#### [Assigned task]
Write out every entry below exactly as it appears. Pictures do not belong in the copy.
----- Records to process
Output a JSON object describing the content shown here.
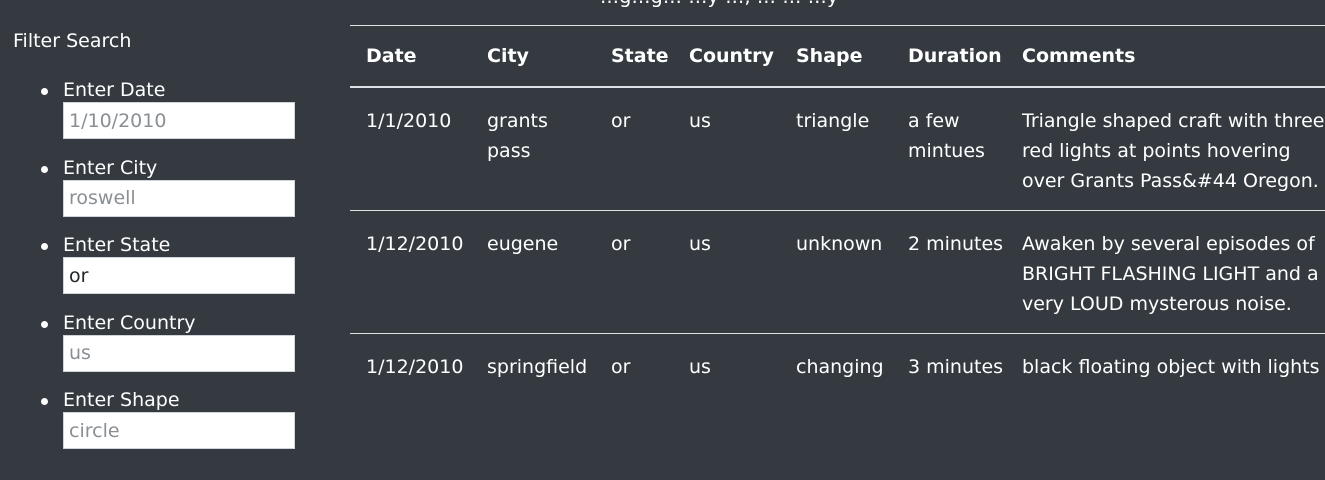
{
  "top_text": "…g…g…   …y   …,   …   …   …y",
  "filters": {
    "title": "Filter Search",
    "fields": [
      {
        "label": "Enter Date",
        "placeholder": "1/10/2010",
        "value": ""
      },
      {
        "label": "Enter City",
        "placeholder": "roswell",
        "value": ""
      },
      {
        "label": "Enter State",
        "placeholder": "",
        "value": "or"
      },
      {
        "label": "Enter Country",
        "placeholder": "us",
        "value": ""
      },
      {
        "label": "Enter Shape",
        "placeholder": "circle",
        "value": ""
      }
    ]
  },
  "table": {
    "headers": [
      "Date",
      "City",
      "State",
      "Country",
      "Shape",
      "Duration",
      "Comments"
    ],
    "rows": [
      {
        "date": "1/1/2010",
        "city": "grants pass",
        "state": "or",
        "country": "us",
        "shape": "triangle",
        "duration": "a few mintues",
        "comments": "Triangle shaped craft with three red lights at points hovering over Grants Pass&#44 Oregon."
      },
      {
        "date": "1/12/2010",
        "city": "eugene",
        "state": "or",
        "country": "us",
        "shape": "unknown",
        "duration": "2 minutes",
        "comments": "Awaken by several episodes of BRIGHT FLASHING LIGHT and a very LOUD mysterous noise."
      },
      {
        "date": "1/12/2010",
        "city": "springfield",
        "state": "or",
        "country": "us",
        "shape": "changing",
        "duration": "3 minutes",
        "comments": "black floating object with lights"
      }
    ]
  }
}
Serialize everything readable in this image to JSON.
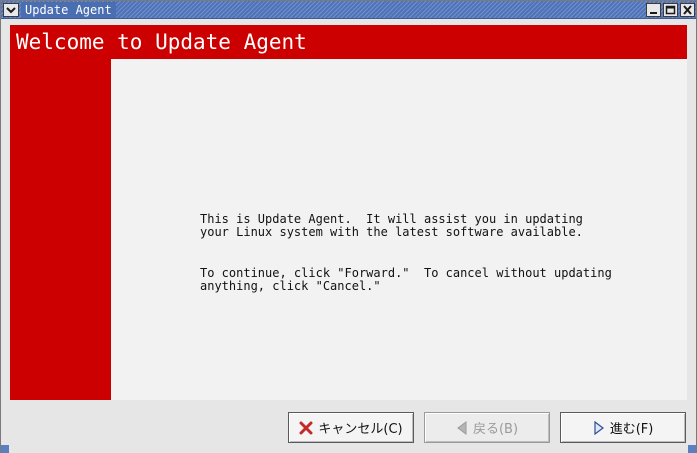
{
  "window": {
    "title": "Update Agent",
    "controls": {
      "menu_icon": "chevron-down-icon",
      "minimize_icon": "minimize-icon",
      "maximize_icon": "maximize-icon",
      "close_icon": "close-icon"
    }
  },
  "header": {
    "title": "Welcome to Update Agent"
  },
  "message": {
    "paragraph1_line1": "This is Update Agent.  It will assist you in updating",
    "paragraph1_line2": "your Linux system with the latest software available.",
    "paragraph2_line1": "To continue, click \"Forward.\"  To cancel without updating",
    "paragraph2_line2": "anything, click \"Cancel.\""
  },
  "buttons": {
    "cancel": {
      "label": "キャンセル(C)",
      "icon": "cancel-x-icon",
      "enabled": true
    },
    "back": {
      "label": "戻る(B)",
      "icon": "back-arrow-icon",
      "enabled": false
    },
    "forward": {
      "label": "進む(F)",
      "icon": "forward-arrow-icon",
      "enabled": true
    }
  },
  "colors": {
    "accent_red": "#cc0000",
    "titlebar_blue": "#5b7fc0",
    "content_bg": "#f2f2f2"
  }
}
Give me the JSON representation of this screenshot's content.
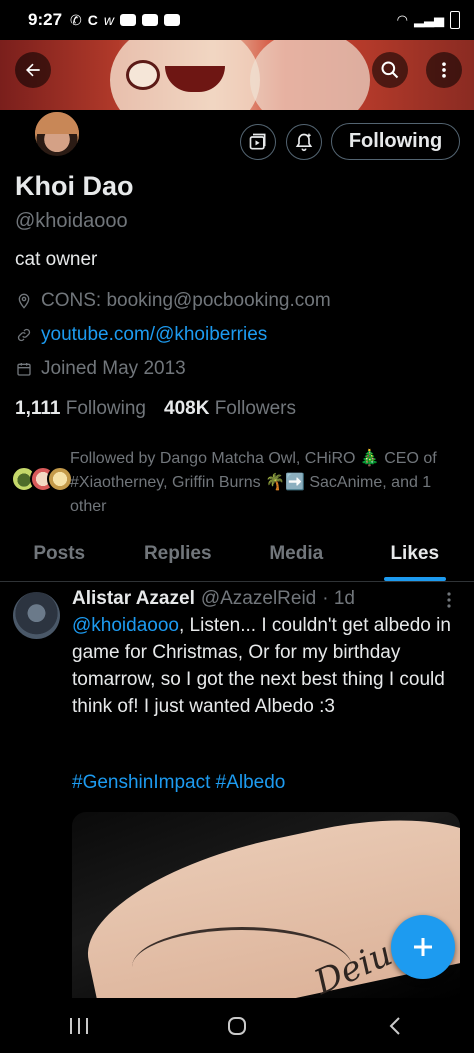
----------
#### [Reply]
Output a JSON object describing the content shown here.
{
  "top_text": "…g…g…   …y   …,   …   …   …y",
  "filters": {
    "title": "Filter Search",
    "fields": [
      {
        "label": "Enter Date",
        "placeholder": "1/10/2010",
        "value": ""
      },
      {
        "label": "Enter City",
        "placeholder": "roswell",
        "value": ""
      },
      {
        "label": "Enter State",
        "placeholder": "",
        "value": "or"
      },
      {
        "label": "Enter Country",
        "placeholder": "us",
        "value": ""
      },
      {
        "label": "Enter Shape",
        "placeholder": "circle",
        "value": ""
      }
    ]
  },
  "table": {
    "headers": [
      "Date",
      "City",
      "State",
      "Country",
      "Shape",
      "Duration",
      "Comments"
    ],
    "rows": [
      {
        "date": "1/1/2010",
        "city": "grants pass",
        "state": "or",
        "country": "us",
        "shape": "triangle",
        "duration": "a few mintues",
        "comments": "Triangle shaped craft with three red lights at points hovering over Grants Pass&#44 Oregon."
      },
      {
        "date": "1/12/2010",
        "city": "eugene",
        "state": "or",
        "country": "us",
        "shape": "unknown",
        "duration": "2 minutes",
        "comments": "Awaken by several episodes of BRIGHT FLASHING LIGHT and a very LOUD mysterous noise."
      },
      {
        "date": "1/12/2010",
        "city": "springfield",
        "state": "or",
        "country": "us",
        "shape": "changing",
        "duration": "3 minutes",
        "comments": "black floating object with lights"
      }
    ]
  }
}
Serialize everything readable in this image to JSON.
{
  "window": {
    "title": "Update Agent",
    "controls": {
      "menu_icon": "chevron-down-icon",
      "minimize_icon": "minimize-icon",
      "maximize_icon": "maximize-icon",
      "close_icon": "close-icon"
    }
  },
  "header": {
    "title": "Welcome to Update Agent"
  },
  "message": {
    "paragraph1_line1": "This is Update Agent.  It will assist you in updating",
    "paragraph1_line2": "your Linux system with the latest software available.",
    "paragraph2_line1": "To continue, click \"Forward.\"  To cancel without updating",
    "paragraph2_line2": "anything, click \"Cancel.\""
  },
  "buttons": {
    "cancel": {
      "label": "キャンセル(C)",
      "icon": "cancel-x-icon",
      "enabled": true
    },
    "back": {
      "label": "戻る(B)",
      "icon": "back-arrow-icon",
      "enabled": false
    },
    "forward": {
      "label": "進む(F)",
      "icon": "forward-arrow-icon",
      "enabled": true
    }
  },
  "colors": {
    "accent_red": "#cc0000",
    "titlebar_blue": "#5b7fc0",
    "content_bg": "#f2f2f2"
  }
}
Give me the JSON representation of this screenshot's content.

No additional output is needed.